“It’s the window of a photography studio displaying graduation portraits, team photos, and the like. His finger touches a tiny image of a dark-haired woman in a shiny dress. Our dead girl, as far as we know, had been fair-haired. At least, the hairs on her sweater were fair.” – Hardback Copy pg. 76

“I shivered and pushed forward. Danny needed his fresh clothes, so I jogged around to the side of the house. Mr. Bennet had planted winter shrubs around all the edge of the building, thin-branched bushes that snagged my clothes as I jogged past towards the climbing frame. They didn’t flower but were bright themselves: red, yellow, and orange. Together they gave the effect that the house was being cooked over a fire.” –Hardback Copy pg. 132

This psychological thriller is told from the perspective of many different characters and follows the tragic death of a young girl found in a flooded fen in Cambridge, England. Detective Inspector Chloe Frohmann and her partner, Morris Keene, begin to piece the mystery together piece by piece and chapter by chapter. Along with the help of Mathilde Oliver, a young girl with a form of Autism, who is also trying to solve her own mystery. Could the two investigations somehow be related? Will their stories match up? Winslow has a writing style that is sure to keep readers hanging on for pages and pages of eerie twists and turns.

I am going to start with what I didn’t like about this book and then close with what I did enjoy last. First things first, this book started very slow for me and it took me awhile to pick up speed and really become invested in the story and the plot. Once I got into the story and connected with the characters, I had no problem finishing the book and really enjoying it. Secondly, I am all for multiple viewpoints but in this particular story and the way it was told, it just didn’t work for me. At times I was confused and constantly questioning characters motives. Like with my first complaint, this got better towards the middle of the book and definitely improved by the last one hundred pages, which I was totally into 100%!

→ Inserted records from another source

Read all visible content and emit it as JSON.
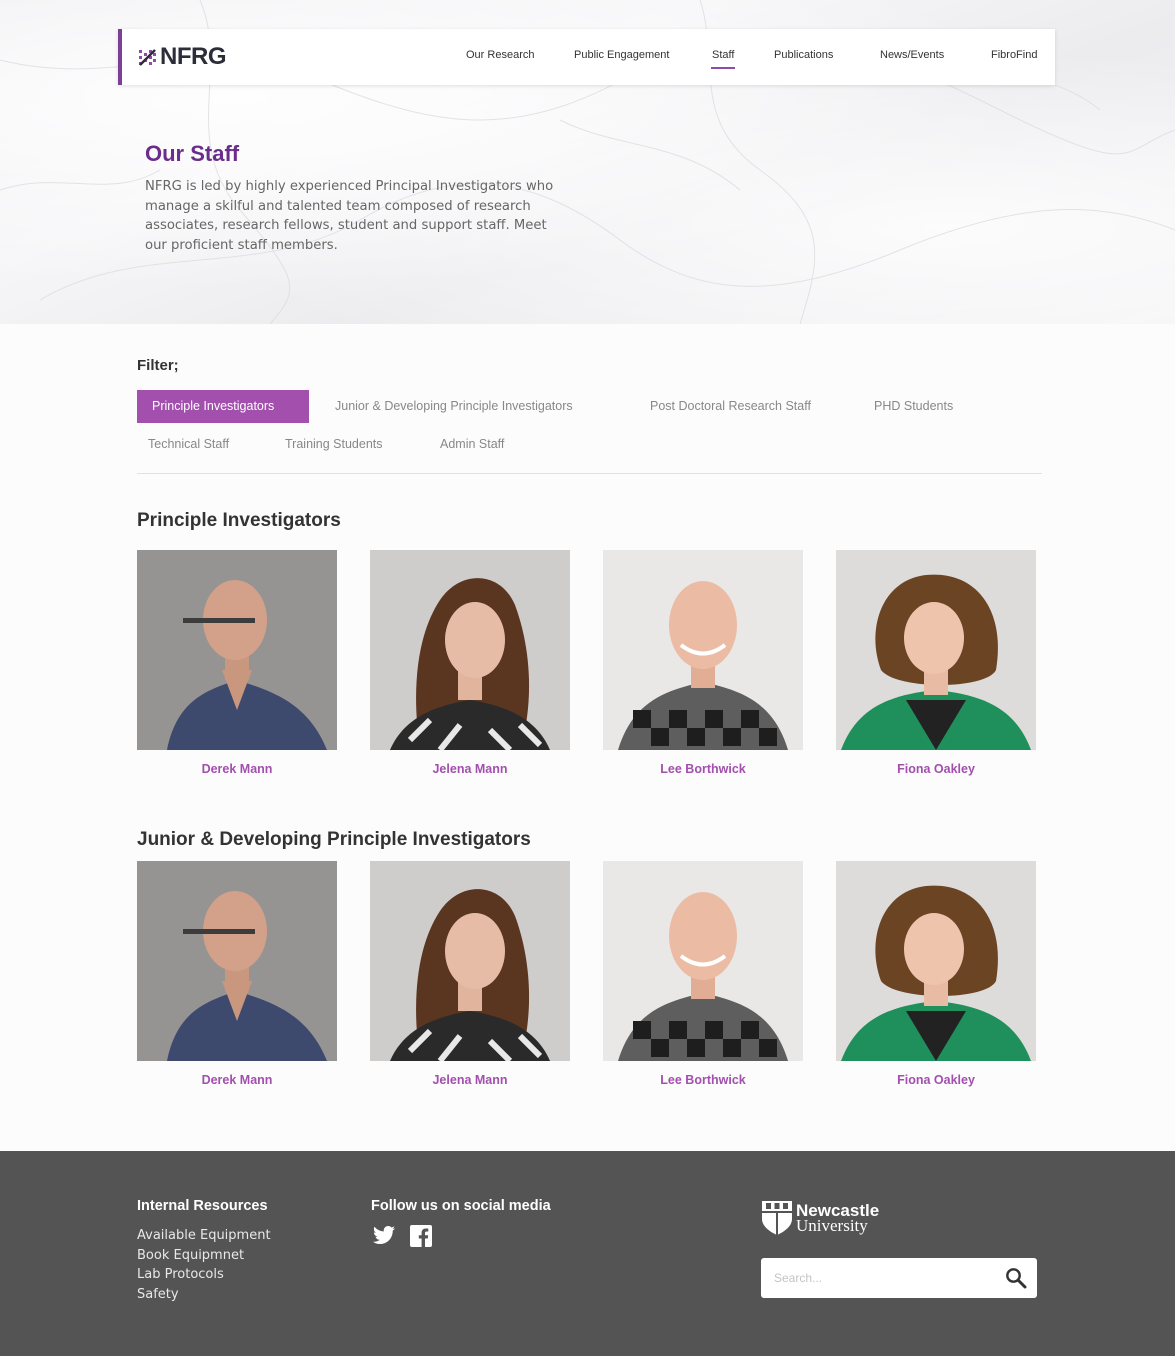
{
  "brand": {
    "name": "NFRG",
    "accent": "#7b3f98",
    "chip_color": "#a24fae"
  },
  "nav": {
    "items": [
      {
        "label": "Our Research"
      },
      {
        "label": "Public Engagement"
      },
      {
        "label": "Staff",
        "active": true
      },
      {
        "label": "Publications"
      },
      {
        "label": "News/Events"
      },
      {
        "label": "FibroFind"
      }
    ]
  },
  "hero": {
    "title": "Our Staff",
    "description": "NFRG is led by highly experienced Principal Investigators who manage a skilful and talented team composed of research associates, research fellows, student and support staff. Meet our proficient staff members."
  },
  "filter": {
    "label": "Filter;",
    "options": [
      {
        "label": "Principle Investigators",
        "active": true
      },
      {
        "label": "Junior & Developing Principle Investigators"
      },
      {
        "label": "Post Doctoral Research Staff"
      },
      {
        "label": "PHD Students"
      },
      {
        "label": "Technical Staff"
      },
      {
        "label": "Training Students"
      },
      {
        "label": "Admin Staff"
      }
    ]
  },
  "sections": [
    {
      "title": "Principle Investigators",
      "people": [
        {
          "name": "Derek Mann",
          "icon": "portrait-photo"
        },
        {
          "name": "Jelena Mann",
          "icon": "portrait-photo"
        },
        {
          "name": "Lee Borthwick",
          "icon": "portrait-photo"
        },
        {
          "name": "Fiona Oakley",
          "icon": "portrait-photo"
        }
      ]
    },
    {
      "title": "Junior & Developing Principle Investigators",
      "people": [
        {
          "name": "Derek Mann",
          "icon": "portrait-photo"
        },
        {
          "name": "Jelena Mann",
          "icon": "portrait-photo"
        },
        {
          "name": "Lee Borthwick",
          "icon": "portrait-photo"
        },
        {
          "name": "Fiona Oakley",
          "icon": "portrait-photo"
        }
      ]
    }
  ],
  "footer": {
    "resources": {
      "title": "Internal Resources",
      "links": [
        "Available Equipment",
        "Book Equipmnet",
        "Lab Protocols",
        "Safety"
      ]
    },
    "social": {
      "title": "Follow us on social media",
      "icons": [
        "twitter-icon",
        "facebook-icon"
      ]
    },
    "university": {
      "line1": "Newcastle",
      "line2": "University"
    },
    "search": {
      "placeholder": "Search...",
      "icon": "search-icon"
    }
  }
}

Mathilde Oliver’s character was definitely my favorite! I mentioned before that she was written with a form of Autism and at first I thought her character seemed very distant and reclusive, and after understanding her character in full I understood why. She doesn’t like to be touched and she doesn’t really show emotion, even after the death of her father. I found her character to be unique and complex. I loved chapters from her perspective as well as from the perspective of Chloe Frohmann, the detective. I always love to read stories about female detectives. I just think there is something to be said for any woman doing a job like that.

The story, after the beginning, is very suspenseful and had me biting my nails. I feel like it is Halloween in February after all these thrillers I have been reading! I loved the mystery and the unfolding chapter by chapter was done very nicely and the transitions were smooth once I got far enough into the book. This was a first by Emily Winslow for me and I think her style is just one that I will have to get used to; it is very unique and complex but you just have to understand how to appreciate it!

***A big thank you to the publishers at Delacorte Press for providing me with a copy of this book in exchange for my honest, unbiased review***


  1. Sounds interesting. Always fun to get books written from different and underdone perspectives. I'm glad it picked up as it went on.